Kunti: Is personal shame more important than our own children's welfare?
Updated: Jul 31, 2022
Is personal pride and modesty more important than doing the right thing?
Do we put our interests ahead of our children's interests?
What is the right balance between loving ourselves and loving our children?
Should we sacrifice our children's welfare and future in order to protect our own?
How do we differentiate between self-preservation and love for our kids?
Mahabharata Context: The Pandava matriarch, Kunti floated her illegitimate divine son, Prince Karna down the Yamuna river rather than be seen as an unmarried princess with a child born out of wedlock, even though he was the progeny of the sun god, Surya. This action by the young princess creates a vicious karmic cycle that led to a devastating war with her son Karna as one of the top leaders in opposition to her other sons, the Pandavas.
Kunti's greatness lies in her unselfish behavior and love for her step-sister, Queen Gandhari. Kunti saw the death of her queen sister Gandhari's children as that of her own children. Kunti saw no joy in the victory of her biological children over Gandhari's children. Kunti eventually forsakes the role of the victorious Royal Matriarch to join her sister Gandhari in the final journey into the forest. She did this in order to make a point that no one won in this terrible war. The human tragedy and cost had been simply too high in her eyes and this pyrrhic victory was too much for her to claim as her own.
Our Null Hypothesis of the Kunti Persona
Kunti personifies a quiet dignity and objective love. She was devoted and faithful to her stepchildren and treated them as her own. She stood by the imperfections of her kingdom only up to a point and joined her children into the forests during their exile. While she has many other virtues, we suggest that her character's main flaw is that she chose her own dignity and status over that of her child, Karna.
The root cause for this behavior was her one imperfection- Lack of faith.She had great devotion and faith in God but lacked 100% faith in the divine gifts that were bestowed to her. Sadly, she tested the divine gift of progeny from Sage Durvasa that she could chant a mantra and have a child with any god of her choice.

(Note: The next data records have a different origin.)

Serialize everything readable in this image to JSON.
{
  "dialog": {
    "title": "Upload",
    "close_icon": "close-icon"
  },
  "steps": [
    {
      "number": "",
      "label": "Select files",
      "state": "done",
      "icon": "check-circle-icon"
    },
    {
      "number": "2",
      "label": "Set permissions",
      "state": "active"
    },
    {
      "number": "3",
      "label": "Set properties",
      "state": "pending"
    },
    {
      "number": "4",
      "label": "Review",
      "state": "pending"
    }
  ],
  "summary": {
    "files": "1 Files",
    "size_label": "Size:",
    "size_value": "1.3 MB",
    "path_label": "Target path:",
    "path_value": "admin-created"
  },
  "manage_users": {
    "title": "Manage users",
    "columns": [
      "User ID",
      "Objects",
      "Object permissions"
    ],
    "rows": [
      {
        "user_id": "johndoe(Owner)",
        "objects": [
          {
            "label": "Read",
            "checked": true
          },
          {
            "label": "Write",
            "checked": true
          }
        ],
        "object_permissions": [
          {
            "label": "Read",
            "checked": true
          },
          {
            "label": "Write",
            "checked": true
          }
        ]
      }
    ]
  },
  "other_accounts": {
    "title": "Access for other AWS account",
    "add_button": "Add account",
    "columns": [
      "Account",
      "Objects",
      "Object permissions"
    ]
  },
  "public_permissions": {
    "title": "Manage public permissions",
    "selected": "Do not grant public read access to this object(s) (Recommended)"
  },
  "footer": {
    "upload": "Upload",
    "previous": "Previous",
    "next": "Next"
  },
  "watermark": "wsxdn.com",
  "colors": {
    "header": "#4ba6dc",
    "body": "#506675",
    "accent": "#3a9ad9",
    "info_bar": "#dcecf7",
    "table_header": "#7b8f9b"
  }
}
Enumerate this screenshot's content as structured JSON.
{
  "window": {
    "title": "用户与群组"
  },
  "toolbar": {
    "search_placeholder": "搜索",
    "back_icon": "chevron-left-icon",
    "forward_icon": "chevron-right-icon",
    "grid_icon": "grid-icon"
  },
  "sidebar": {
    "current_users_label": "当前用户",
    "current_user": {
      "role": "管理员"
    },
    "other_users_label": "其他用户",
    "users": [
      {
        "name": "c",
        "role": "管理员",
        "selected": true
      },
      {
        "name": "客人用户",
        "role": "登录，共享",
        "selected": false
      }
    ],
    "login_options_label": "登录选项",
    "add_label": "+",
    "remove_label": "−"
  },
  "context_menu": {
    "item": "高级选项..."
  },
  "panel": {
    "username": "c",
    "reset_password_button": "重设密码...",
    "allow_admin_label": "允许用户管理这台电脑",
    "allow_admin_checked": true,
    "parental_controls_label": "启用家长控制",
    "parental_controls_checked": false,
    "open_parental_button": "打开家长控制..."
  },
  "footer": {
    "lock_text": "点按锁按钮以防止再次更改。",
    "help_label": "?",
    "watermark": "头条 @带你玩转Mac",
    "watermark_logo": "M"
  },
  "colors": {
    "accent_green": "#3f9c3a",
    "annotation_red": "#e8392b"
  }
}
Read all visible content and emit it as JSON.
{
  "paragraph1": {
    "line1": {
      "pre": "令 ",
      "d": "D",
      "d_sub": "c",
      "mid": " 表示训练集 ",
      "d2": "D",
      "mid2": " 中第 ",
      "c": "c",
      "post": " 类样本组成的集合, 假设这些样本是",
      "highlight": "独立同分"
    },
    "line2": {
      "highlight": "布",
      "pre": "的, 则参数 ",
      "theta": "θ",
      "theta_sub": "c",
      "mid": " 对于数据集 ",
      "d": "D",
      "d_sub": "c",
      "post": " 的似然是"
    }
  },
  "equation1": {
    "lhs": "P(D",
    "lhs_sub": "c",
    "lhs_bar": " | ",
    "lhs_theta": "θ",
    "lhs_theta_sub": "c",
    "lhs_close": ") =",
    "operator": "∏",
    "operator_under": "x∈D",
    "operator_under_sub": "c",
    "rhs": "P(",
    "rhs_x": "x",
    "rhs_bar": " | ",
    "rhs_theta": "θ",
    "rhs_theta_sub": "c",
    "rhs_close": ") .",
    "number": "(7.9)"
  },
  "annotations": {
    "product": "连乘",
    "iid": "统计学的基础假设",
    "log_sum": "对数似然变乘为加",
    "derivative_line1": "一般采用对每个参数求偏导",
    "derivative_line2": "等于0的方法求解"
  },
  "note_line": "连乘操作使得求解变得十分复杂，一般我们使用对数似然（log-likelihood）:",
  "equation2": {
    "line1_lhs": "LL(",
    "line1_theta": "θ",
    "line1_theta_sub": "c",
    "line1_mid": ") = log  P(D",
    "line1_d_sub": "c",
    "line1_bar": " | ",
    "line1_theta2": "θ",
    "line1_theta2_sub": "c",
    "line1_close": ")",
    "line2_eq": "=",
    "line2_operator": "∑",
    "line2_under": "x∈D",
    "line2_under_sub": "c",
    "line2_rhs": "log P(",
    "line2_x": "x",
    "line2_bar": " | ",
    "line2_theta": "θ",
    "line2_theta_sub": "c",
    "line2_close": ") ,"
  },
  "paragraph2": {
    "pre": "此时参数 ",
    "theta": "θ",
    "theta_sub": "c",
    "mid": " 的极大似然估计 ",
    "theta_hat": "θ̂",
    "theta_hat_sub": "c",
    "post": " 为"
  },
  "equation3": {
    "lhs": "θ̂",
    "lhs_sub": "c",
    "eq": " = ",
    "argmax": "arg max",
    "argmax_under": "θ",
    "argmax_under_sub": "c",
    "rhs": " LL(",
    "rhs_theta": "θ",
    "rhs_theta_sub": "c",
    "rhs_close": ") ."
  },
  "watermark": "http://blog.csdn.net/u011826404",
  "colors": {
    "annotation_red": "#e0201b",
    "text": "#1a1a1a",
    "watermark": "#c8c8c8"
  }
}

This is not to baselessly criticize Kunti but to acknowledge this critical behavior as perhaps the main attribute that leads to her teary, unhappy life.
Are we constantly dissatisfied with our gifts in life?
Do we often question the value of these gifts or demonstrate skepticism about the intrinsic value of the gifts?
Can we be happy with the trust that we will be taken care of by the cosmic powers above us ?We should acknowledge that that no one of us is perfect.
Even the smallest imperfections in us can lead to actions of much larger consequence that are flawed; We then risk acting out in ways that can hurt the society around us
What % of Kunti do you have in you?